A senior official whose efforts to introduce electronic payment of bills at Birmingham City Council led to a backlog of 30,000 unpaid invoices and resulted in bailiffs demanding payment from the local authority is blaming the media.
Brendan Arnold said newspaper headlines and articles about difficulties with the Voyager IT system made matters worse and contributed to a three-month delay in getting the system back on track.
At one point following the introduction of Voyager in October, finance officers were reduced to writing cheques by hand after the electronic scanning system failed to work. Hundreds of suppliers, many small traders, went unpaid and bailiffs attempted to enter a council neighbourhood office demanding rental payments.
In his annual review of the business transformation project, which aims to save the council £858 million over 10 years, Mr Arnold admitted the challenges of implementing Voyager had been “significantly underestimated”.
Users and council suppliers took much longer than expected to become familiar with the system and staff had to be given additional training, he said.
Mr Arnold conceded installation difficulties were triggered by an “unrealistic planned completion date for a solution on the scale and complexity of Voyager”.

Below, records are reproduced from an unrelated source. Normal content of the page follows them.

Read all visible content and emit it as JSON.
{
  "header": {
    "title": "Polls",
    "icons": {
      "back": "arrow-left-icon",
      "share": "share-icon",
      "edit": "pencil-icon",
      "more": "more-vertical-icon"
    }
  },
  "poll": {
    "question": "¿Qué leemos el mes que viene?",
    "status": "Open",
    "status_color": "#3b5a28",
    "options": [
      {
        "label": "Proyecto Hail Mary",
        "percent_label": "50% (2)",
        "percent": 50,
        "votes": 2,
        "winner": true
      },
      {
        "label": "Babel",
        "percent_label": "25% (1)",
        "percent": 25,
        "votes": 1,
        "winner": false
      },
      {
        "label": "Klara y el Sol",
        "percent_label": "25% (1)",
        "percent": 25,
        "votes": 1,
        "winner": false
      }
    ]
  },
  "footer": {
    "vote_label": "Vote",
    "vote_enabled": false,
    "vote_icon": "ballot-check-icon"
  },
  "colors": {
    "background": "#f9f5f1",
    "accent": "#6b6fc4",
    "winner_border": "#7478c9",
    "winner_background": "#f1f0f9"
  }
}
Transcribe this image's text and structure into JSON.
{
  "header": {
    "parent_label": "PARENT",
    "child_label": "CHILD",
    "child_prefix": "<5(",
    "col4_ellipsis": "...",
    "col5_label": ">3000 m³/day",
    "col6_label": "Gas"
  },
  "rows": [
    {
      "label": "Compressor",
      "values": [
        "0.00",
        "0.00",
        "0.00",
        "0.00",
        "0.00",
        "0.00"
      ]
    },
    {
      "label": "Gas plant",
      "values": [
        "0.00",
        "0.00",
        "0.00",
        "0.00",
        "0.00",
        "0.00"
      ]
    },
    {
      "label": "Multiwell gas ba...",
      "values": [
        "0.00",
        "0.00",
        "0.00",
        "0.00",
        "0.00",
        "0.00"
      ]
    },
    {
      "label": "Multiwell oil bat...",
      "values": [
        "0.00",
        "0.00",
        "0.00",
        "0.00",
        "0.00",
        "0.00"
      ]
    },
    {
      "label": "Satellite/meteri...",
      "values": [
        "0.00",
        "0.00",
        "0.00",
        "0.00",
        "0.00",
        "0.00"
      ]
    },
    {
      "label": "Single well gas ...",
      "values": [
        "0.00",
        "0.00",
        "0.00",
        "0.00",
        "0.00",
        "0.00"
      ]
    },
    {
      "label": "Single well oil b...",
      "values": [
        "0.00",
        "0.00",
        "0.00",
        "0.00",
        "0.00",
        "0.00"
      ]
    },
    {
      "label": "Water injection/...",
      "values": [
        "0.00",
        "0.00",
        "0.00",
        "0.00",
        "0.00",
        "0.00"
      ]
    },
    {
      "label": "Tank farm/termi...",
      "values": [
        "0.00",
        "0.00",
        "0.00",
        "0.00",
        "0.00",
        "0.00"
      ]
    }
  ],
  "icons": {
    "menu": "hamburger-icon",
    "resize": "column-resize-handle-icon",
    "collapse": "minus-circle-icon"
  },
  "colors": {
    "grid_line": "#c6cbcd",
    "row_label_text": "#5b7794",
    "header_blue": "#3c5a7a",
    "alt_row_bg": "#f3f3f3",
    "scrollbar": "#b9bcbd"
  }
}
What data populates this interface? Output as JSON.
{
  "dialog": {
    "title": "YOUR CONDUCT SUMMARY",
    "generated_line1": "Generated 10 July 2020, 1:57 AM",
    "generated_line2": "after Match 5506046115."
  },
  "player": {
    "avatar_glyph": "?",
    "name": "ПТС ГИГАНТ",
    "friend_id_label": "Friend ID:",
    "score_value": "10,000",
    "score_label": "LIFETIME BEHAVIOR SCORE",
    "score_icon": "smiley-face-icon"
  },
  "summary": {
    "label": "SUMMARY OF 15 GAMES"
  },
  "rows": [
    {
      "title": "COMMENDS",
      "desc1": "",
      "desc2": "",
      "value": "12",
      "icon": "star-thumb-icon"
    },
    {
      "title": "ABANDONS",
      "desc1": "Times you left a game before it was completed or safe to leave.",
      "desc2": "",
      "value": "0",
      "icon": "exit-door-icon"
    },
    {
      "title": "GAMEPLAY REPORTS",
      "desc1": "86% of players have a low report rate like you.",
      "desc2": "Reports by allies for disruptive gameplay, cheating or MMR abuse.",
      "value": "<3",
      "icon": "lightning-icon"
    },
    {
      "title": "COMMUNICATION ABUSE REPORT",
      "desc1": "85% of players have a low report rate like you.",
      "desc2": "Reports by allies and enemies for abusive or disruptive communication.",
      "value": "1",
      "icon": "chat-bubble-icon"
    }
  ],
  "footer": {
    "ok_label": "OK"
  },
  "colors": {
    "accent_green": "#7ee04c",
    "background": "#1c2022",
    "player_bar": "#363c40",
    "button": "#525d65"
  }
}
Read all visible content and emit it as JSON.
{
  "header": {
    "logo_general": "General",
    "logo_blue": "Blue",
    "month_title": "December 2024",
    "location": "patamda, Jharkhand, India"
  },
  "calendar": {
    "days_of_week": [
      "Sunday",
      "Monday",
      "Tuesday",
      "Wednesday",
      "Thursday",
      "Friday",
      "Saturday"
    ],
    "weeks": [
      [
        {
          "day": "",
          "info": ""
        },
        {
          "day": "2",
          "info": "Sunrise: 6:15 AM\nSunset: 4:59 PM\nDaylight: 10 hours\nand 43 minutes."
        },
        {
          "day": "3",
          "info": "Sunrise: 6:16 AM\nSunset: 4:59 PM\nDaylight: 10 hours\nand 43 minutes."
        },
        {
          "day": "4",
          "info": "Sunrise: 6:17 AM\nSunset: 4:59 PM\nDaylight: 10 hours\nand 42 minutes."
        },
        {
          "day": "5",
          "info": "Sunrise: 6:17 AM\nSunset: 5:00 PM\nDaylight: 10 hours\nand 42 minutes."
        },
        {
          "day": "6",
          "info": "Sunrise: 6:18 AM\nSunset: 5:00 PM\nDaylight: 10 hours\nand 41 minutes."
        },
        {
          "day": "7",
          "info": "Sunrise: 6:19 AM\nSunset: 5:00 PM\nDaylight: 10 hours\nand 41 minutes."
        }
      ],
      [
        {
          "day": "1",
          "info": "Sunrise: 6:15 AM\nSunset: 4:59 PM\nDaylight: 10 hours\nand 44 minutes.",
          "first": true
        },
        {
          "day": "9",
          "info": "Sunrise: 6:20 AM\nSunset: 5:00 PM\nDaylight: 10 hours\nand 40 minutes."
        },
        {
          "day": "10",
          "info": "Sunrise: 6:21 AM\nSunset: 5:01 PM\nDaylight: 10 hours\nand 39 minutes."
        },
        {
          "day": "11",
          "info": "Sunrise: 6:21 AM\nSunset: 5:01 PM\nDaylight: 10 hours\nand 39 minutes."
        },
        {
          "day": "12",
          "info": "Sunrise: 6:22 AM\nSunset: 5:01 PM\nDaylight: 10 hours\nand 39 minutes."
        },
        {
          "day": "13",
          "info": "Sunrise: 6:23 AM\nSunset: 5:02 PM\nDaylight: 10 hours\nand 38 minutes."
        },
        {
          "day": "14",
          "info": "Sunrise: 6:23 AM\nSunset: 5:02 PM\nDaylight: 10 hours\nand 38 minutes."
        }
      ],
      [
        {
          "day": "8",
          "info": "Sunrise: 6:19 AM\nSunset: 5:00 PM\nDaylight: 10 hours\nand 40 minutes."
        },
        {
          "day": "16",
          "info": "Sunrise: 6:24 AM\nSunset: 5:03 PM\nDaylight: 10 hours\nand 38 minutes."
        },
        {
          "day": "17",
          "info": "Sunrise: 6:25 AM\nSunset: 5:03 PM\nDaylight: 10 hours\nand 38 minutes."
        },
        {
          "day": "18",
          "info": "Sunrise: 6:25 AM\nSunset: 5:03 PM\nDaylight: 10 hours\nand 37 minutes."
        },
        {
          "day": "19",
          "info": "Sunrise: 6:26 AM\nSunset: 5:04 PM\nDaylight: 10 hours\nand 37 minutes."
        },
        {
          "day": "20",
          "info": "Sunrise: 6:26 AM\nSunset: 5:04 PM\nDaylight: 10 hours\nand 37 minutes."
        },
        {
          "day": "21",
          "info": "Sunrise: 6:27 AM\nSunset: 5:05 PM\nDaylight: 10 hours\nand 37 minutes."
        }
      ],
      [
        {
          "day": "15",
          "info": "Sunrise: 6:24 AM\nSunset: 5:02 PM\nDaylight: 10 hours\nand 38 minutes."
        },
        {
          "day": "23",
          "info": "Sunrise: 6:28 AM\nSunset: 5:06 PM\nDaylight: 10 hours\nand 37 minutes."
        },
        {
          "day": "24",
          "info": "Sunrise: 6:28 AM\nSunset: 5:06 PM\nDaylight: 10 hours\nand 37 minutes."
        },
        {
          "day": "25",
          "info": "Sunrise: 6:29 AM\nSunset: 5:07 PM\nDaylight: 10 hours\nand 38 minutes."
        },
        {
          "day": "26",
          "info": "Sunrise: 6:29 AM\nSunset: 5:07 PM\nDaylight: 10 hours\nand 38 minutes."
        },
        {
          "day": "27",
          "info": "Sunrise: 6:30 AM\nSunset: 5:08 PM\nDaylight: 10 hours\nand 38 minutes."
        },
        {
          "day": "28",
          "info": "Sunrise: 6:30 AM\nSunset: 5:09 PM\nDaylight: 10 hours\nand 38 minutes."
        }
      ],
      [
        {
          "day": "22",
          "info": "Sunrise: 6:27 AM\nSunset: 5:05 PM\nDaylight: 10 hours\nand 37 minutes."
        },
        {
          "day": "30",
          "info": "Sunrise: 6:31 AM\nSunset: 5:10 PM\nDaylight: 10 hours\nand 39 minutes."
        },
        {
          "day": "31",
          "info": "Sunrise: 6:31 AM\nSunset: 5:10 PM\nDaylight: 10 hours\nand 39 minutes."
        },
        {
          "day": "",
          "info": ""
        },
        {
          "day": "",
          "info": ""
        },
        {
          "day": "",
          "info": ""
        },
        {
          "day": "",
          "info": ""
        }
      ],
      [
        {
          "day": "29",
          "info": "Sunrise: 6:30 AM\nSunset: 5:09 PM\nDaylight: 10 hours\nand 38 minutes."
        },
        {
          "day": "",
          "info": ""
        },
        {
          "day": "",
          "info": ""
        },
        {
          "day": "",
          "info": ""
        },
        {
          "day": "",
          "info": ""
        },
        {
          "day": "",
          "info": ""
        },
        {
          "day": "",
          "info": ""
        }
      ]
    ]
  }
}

In his report Mr Arnold said: “The consistent use of purchase order numbers by suppliers, the handling of price and quantity variances by Central Payments and authorisers in directorates, disciplines of running maintenance processes in Voyager to clear price and quantity variances, and understanding the difference between rejecting and referring an invoice were cause for concern.
“These led to a growing backlog of invoices for approval in the directorates and invoices blocked for payment in Central Income.
"Unfortunately, these issues were picked up in the local press which became an unhelpful diversion for stakeholders, users and the Customer Services Transformation (CST) team alike.”
Mr Arnold, corporate director of finance soon to leave for a top job with the Government, said Voyager and the CST project were on course to deliver £55 million of savings this year.
His report reveals consultants hired by Service Birmingham, the organisation led by private outsourcing company Capita which is responsible for delivering CST, will be paid £74.6 million over a decade. Other costs include £10 million for IT licences, £5 million for software and £1.4 million for staff training.
Last week, the Audit Commission, in a highly critical study, accused the council of being over-reliant on consultants to deliver business transformation and of having no proper plan to reduce costs.
The report said council leadership displayed a “lack of realism” about the difficulty of delivering savings from new IT systems and was too dependent on a small number of senior officials.
In his report, Mr Arnold pledged: “We will simplify, optimise and standardise the accounting process and reporting of financial performance to provide more accurate, complete and up-to-date financial information, improve fiscal discipline and more efficient use of resources.
“Our employees will benefit from easier access to more transparent, up to date and complete financial information, improve fiscal discipline and rescue the time spent on routine accounting.”